L-R: Descendant/Sony's Jay Harren, Lone Bellow manager Beth Narducci, The Lone Bellow's Zach Williams, editor Jem Aswad, Lone Bellow's Brian Elmquist and Kanene Pipkin, band attorney Mike McKoy of Serling Rooks Ferrara McKoy and Worob LLP. (Photo: Christopher Pereira)

The group’s team gathered at the Bowery on Wednesday night, including Jay Harren, VP of A&R/Artist Development of Sony’s Descendant imprint; manager Beth Narducci; publicists Tracy Zamot and ‘Stache Media’s Ava Ryerson. Also in the house were VH1 president Tom Calderone and EVP Rick Krimm, NPR’s Bob Boilen, Michael Paoletta (ex-Billboard staffer, now A&R/Music Supervisor.for Comma music), Music Supervisor Michael Hill and literally hundreds of the band’s friends, family and fans.
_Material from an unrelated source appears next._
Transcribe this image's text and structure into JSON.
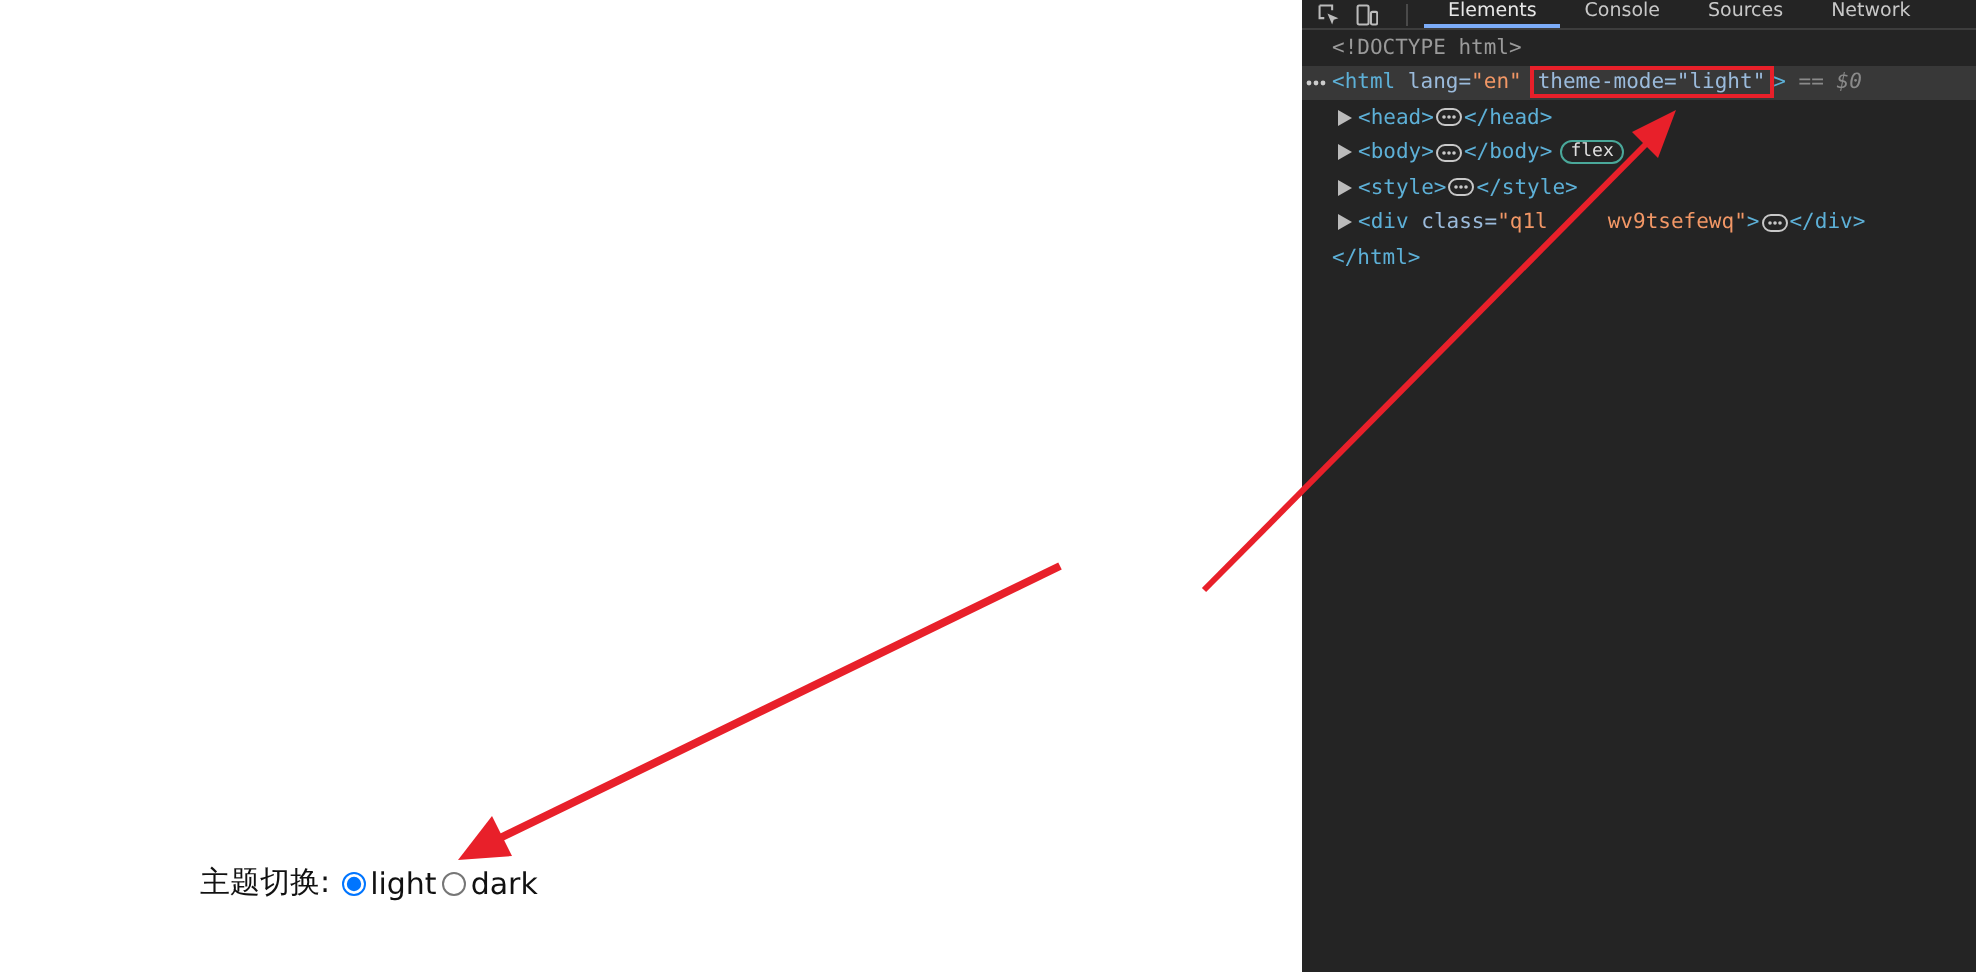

The band had a specially expanded lineup for the show, and when we paid a quick visit backstage, they were rehearsing with a four-piece horn section (the trumpeter, we quickly noted, was using part of a toilet plunger for a mute). Georgia-born singer/main songwriter Zach Williams said how excited he was for the evening’s show and, in a story he also shared onstage, how much they enjoyed their appearance on “Conan” the night before but were slightly unnerved by the fact that he watched the band perform from the wings, shrouded in shadow.

The Lone Bellow's Kanene Pipkin and Zach Williams rehearse backstage. (Photo: Christopher Pereira)

The band played an expansive set on Tuesday night, with the larger lineup giving heft and fullness to their sound, but it’s not like they needed it: the core six-piece lineup is surprisingly powerful given the band’s acoustic-based sound, and their stunning three-part harmonies are, as Harren noted to us, “almost like siblings’.” Indeed, the group walked onstage to the strains of an Everly Brothers hit.

The Lone Bellow are touring heavily over the coming months -- playing Irving Plaza tonight and the Paradise in Boston tomorrow, and all over the country with Ivan & Alyosha; Brandi Carlile; and Marcus Foster over March and April -- and until the last week or so, all of them held down day jobs: Williams as a church music director, singer/mandolinist Kaneane Pipkin is the pastry chef at Farmacy in Brooklyn’s Cobble Hill neighborhood and guitarist Brian Elmquist as a waiter at Dizzy’s in Park Slope.

The Lone Bellow's Zach Williams warms up backstage. (Photo: Christopher Pereira)

And while the shows in the coming weeks can’t be expected to have the same family vibe that Tuesday’s show did -- they even broke into a couple of mid-‘90s R&B hits by Mariah Carey and Brian McKnight mid-show -- the band’s sound will warm audiences even on the coldest late-winter nights.